→ **Your instructions**:
Print the entries below word for word; the pictures stay out of your copy.

→ **Data for the task**:
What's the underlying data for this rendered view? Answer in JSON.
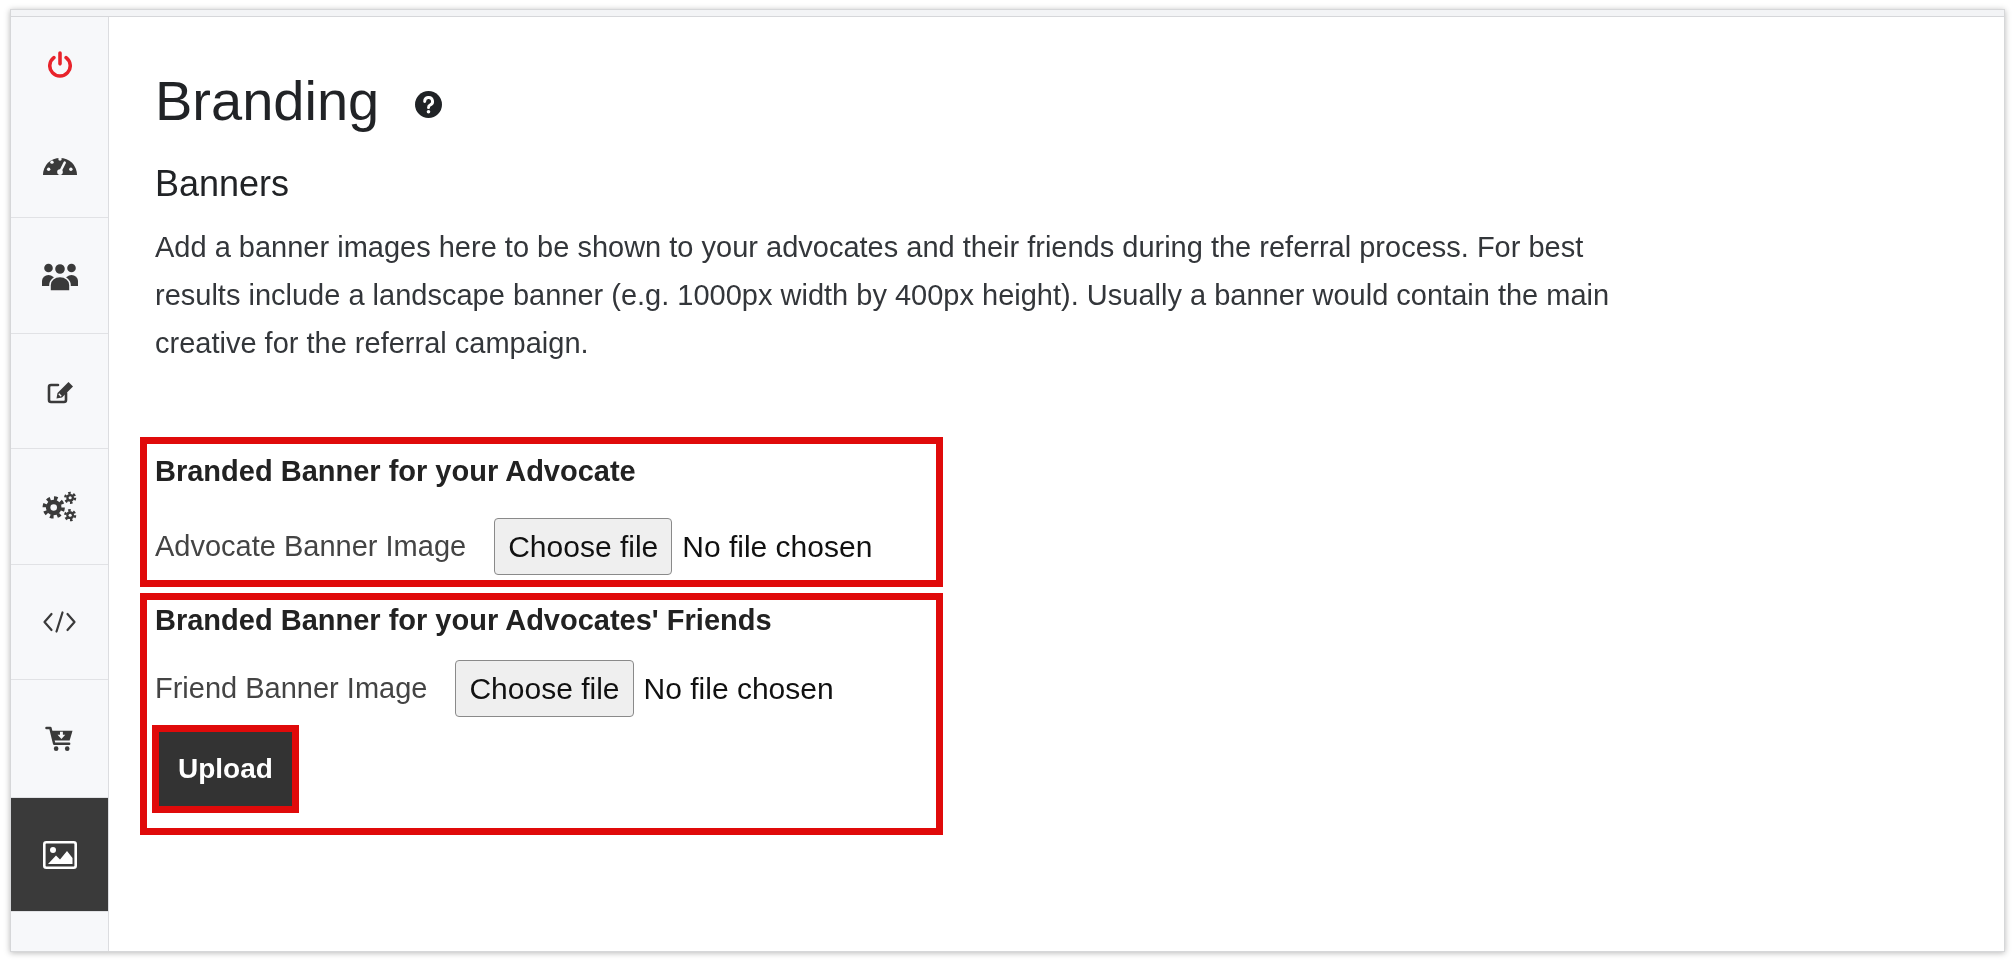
{
  "sidebar": {
    "items": [
      {
        "selected": false
      },
      {
        "selected": false
      },
      {
        "selected": false
      },
      {
        "selected": false
      },
      {
        "selected": false
      },
      {
        "selected": false
      },
      {
        "selected": false
      },
      {
        "selected": true
      }
    ]
  },
  "page": {
    "title": "Branding"
  },
  "section": {
    "title": "Banners",
    "description": "Add a banner images here to be shown to your advocates and their friends during the referral process. For best results include a landscape banner (e.g. 1000px width by 400px height). Usually a banner would contain the main creative for the referral campaign."
  },
  "upload_form": {
    "groups": [
      {
        "title": "Branded Banner for your Advocate",
        "highlighted": true,
        "field_label": "Advocate Banner Image",
        "button": "Choose file",
        "status": "No file chosen"
      },
      {
        "title": "Branded Banner for your Advocates' Friends",
        "highlighted": true,
        "field_label": "Friend Banner Image",
        "button": "Choose file",
        "status": "No file chosen"
      }
    ],
    "submit_button": {
      "label": "Upload",
      "highlighted": true
    }
  }
}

→ **Result below**:
What's the underlying data for this rendered view? Answer in JSON.
{
  "sidebar": {
    "items": [
      {
        "selected": false
      },
      {
        "selected": false
      },
      {
        "selected": false
      },
      {
        "selected": false
      },
      {
        "selected": false
      },
      {
        "selected": false
      },
      {
        "selected": false
      },
      {
        "selected": true
      }
    ]
  },
  "page": {
    "title": "Branding"
  },
  "section": {
    "title": "Banners",
    "description": "Add a banner images here to be shown to your advocates and their friends during the referral process. For best results include a landscape banner (e.g. 1000px width by 400px height). Usually a banner would contain the main creative for the referral campaign."
  },
  "upload_form": {
    "groups": [
      {
        "title": "Branded Banner for your Advocate",
        "highlighted": true,
        "field_label": "Advocate Banner Image",
        "button": "Choose file",
        "status": "No file chosen"
      },
      {
        "title": "Branded Banner for your Advocates' Friends",
        "highlighted": true,
        "field_label": "Friend Banner Image",
        "button": "Choose file",
        "status": "No file chosen"
      }
    ],
    "submit_button": {
      "label": "Upload",
      "highlighted": true
    }
  }
}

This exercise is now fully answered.